Lost tramper cries at sight of rescuers
The sight of a rescue helicopter coming to pluck lost trampers Lucy-Jane Walsh and her dad to safety brought tears to her eyes.
The 24-year-old and her father, Jeremy, 56, both of Christchurch, were rescued yesterday morning after spending two cold nights sleeping rough in makeshift rock shelters while lost on a tramp near Arthur's Pass.
"I'd been quite upset this morning because I was thinking ‘What if they're not looking for us or not looking in the right place'," Lucy-Jane Walsh said yesterday.
The pair left Christchurch early Saturday for an overnight tramp.
After parking at Klondyke Corner, they headed up the Waimakariri River to Carrington Hut and continued on to Waimakariri Falls Hut.
It was a tough tramp, she said.
"I knew it would be hard but Dad had said the first day would be the hardest and the next day would be easy. It turned out the other way around."
On Sunday, they got disoriented when thick fog rolled in and by 5pm were tired, wet and lost near Rolleston River's headwaters.
They found a large overhanging rock to shelter for the night.
Her mother alerted police on Sunday evening.
By daybreak Monday, it had started snowing.
They took a wrong turn and became lost again beside the river, trapped by treacherous terrain with no safe escape route.
It was about 4pm so they decided it was wisest to rough it for a second night in a large rocky shelter.
All they had to eat on Monday were a packet of noodles between them and some scroggin.
Yesterday, all they had left were two tea bags, some milk powder, a handful of cornflakes and a small piece of cheese.
The pair heard the rescue helicopter fly overhead about 8am but it failed to spot them. It returned about 15 minutes later.
"When they came back, I had my scarf, which is red, and was waving it at them." She cried when she realised they had been found.
The Alpine Cliff Rescue team airlifted them to safety.
Despite Lucy-Jane sporting some grazes and bruises on her lower back and thigh, both were in reasonable shape.
Constable Scott Carmody, of Arthur's Pass, said the pair had made some early bad decisions, which put them in danger.

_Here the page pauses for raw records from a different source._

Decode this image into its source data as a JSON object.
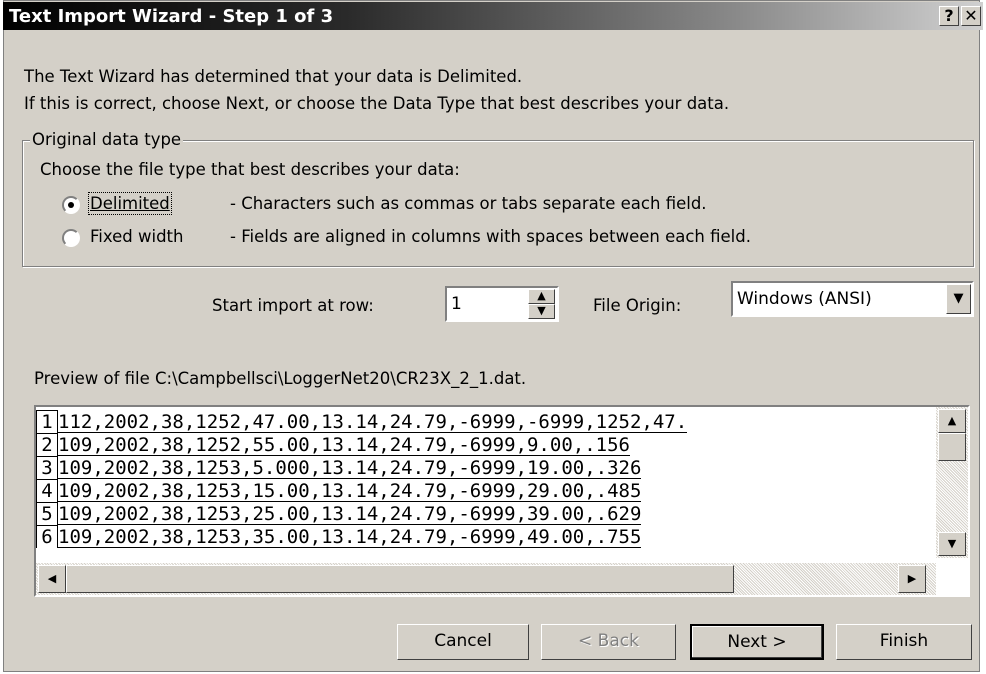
{
  "window": {
    "title": "Text Import Wizard - Step 1 of 3",
    "help_label": "?",
    "close_label": "✕"
  },
  "intro": {
    "line1": "The Text Wizard has determined that your data is Delimited.",
    "line2": "If this is correct, choose Next, or choose the Data Type that best describes your data."
  },
  "group": {
    "legend": "Original data type",
    "prompt": "Choose the file type that best describes your data:",
    "options": [
      {
        "label": "Delimited",
        "desc": "- Characters such as commas or tabs separate each field.",
        "selected": true
      },
      {
        "label": "Fixed width",
        "desc": "- Fields are aligned in columns with spaces between each field.",
        "selected": false
      }
    ]
  },
  "start_row": {
    "label": "Start import at row:",
    "value": "1"
  },
  "file_origin": {
    "label": "File Origin:",
    "value": "Windows (ANSI)"
  },
  "preview": {
    "label": "Preview of file C:\\Campbellsci\\LoggerNet20\\CR23X_2_1.dat.",
    "rows": [
      {
        "num": "1",
        "text": "112,2002,38,1252,47.00,13.14,24.79,-6999,-6999,1252,47."
      },
      {
        "num": "2",
        "text": "109,2002,38,1252,55.00,13.14,24.79,-6999,9.00,.156"
      },
      {
        "num": "3",
        "text": "109,2002,38,1253,5.000,13.14,24.79,-6999,19.00,.326"
      },
      {
        "num": "4",
        "text": "109,2002,38,1253,15.00,13.14,24.79,-6999,29.00,.485"
      },
      {
        "num": "5",
        "text": "109,2002,38,1253,25.00,13.14,24.79,-6999,39.00,.629"
      },
      {
        "num": "6",
        "text": "109,2002,38,1253,35.00,13.14,24.79,-6999,49.00,.755"
      }
    ]
  },
  "buttons": {
    "cancel": "Cancel",
    "back": "< Back",
    "next": "Next >",
    "finish": "Finish"
  },
  "icons": {
    "up": "▲",
    "down": "▼",
    "left": "◀",
    "right": "▶"
  }
}
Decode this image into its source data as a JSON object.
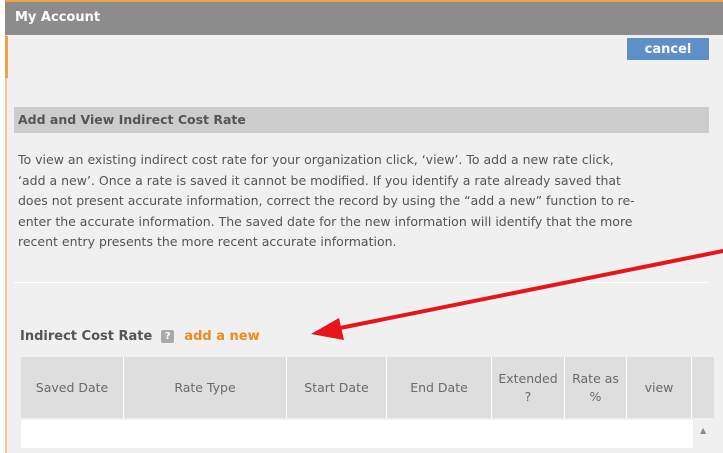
{
  "window": {
    "title": "My Account"
  },
  "toolbar": {
    "cancel_label": "cancel"
  },
  "section": {
    "title": "Add and View Indirect Cost Rate",
    "paragraph_lines": [
      "To view an existing indirect cost rate for your organization click, ‘view’. To add a new rate click,",
      "‘add a new’. Once a rate is saved it cannot be modified. If you identify a rate already saved that",
      "does not present accurate information, correct the record by using the “add a new” function to re-",
      "enter the accurate information. The saved date for the new information will identify that the more",
      "recent entry presents the more recent accurate information."
    ]
  },
  "indirect": {
    "title": "Indirect Cost Rate",
    "help_icon": "question-icon",
    "help_glyph": "?",
    "add_link": "add a new"
  },
  "table": {
    "headers": [
      {
        "lines": [
          "Saved Date"
        ]
      },
      {
        "lines": [
          "Rate Type"
        ]
      },
      {
        "lines": [
          "Start Date"
        ]
      },
      {
        "lines": [
          "End Date"
        ]
      },
      {
        "lines": [
          "Extended",
          "?"
        ]
      },
      {
        "lines": [
          "Rate as",
          "%"
        ]
      },
      {
        "lines": [
          "view"
        ]
      }
    ],
    "rows": []
  },
  "scrollbar": {
    "up_glyph": "▲"
  },
  "colors": {
    "titlebar": "#8c8c8c",
    "accent_orange": "#f08a1f",
    "cancel_button": "#5e8fc9",
    "annotation_arrow": "#e8141c"
  }
}
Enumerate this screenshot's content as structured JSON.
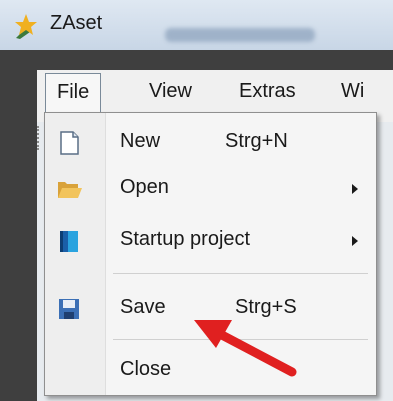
{
  "window": {
    "title": "ZAset"
  },
  "menubar": {
    "items": [
      {
        "label": "File"
      },
      {
        "label": "View"
      },
      {
        "label": "Extras"
      },
      {
        "label": "Wi"
      }
    ]
  },
  "file_menu": {
    "items": [
      {
        "label": "New",
        "shortcut": "Strg+N",
        "icon": "new-document-icon"
      },
      {
        "label": "Open",
        "shortcut": "",
        "icon": "open-folder-icon",
        "submenu": true
      },
      {
        "label": "Startup project",
        "shortcut": "",
        "icon": "startup-project-icon",
        "submenu": true
      },
      {
        "label": "Save",
        "shortcut": "Strg+S",
        "icon": "save-icon"
      },
      {
        "label": "Close",
        "shortcut": ""
      }
    ]
  },
  "colors": {
    "annotation_arrow": "#e02020",
    "menu_bg": "#f5f5f5"
  }
}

"It's an extremely unforgiving environment. They were lucky it didn't turn out worse."
The pair, who had moderate tramping experience, agreed they had learned some lessons.
"We made some mistakes for sure," Jeremy Walsh said.
- The Press
Is the mayor correct to put libraries, pools and community facilities ahead of the Town Hall?Related story: (See story)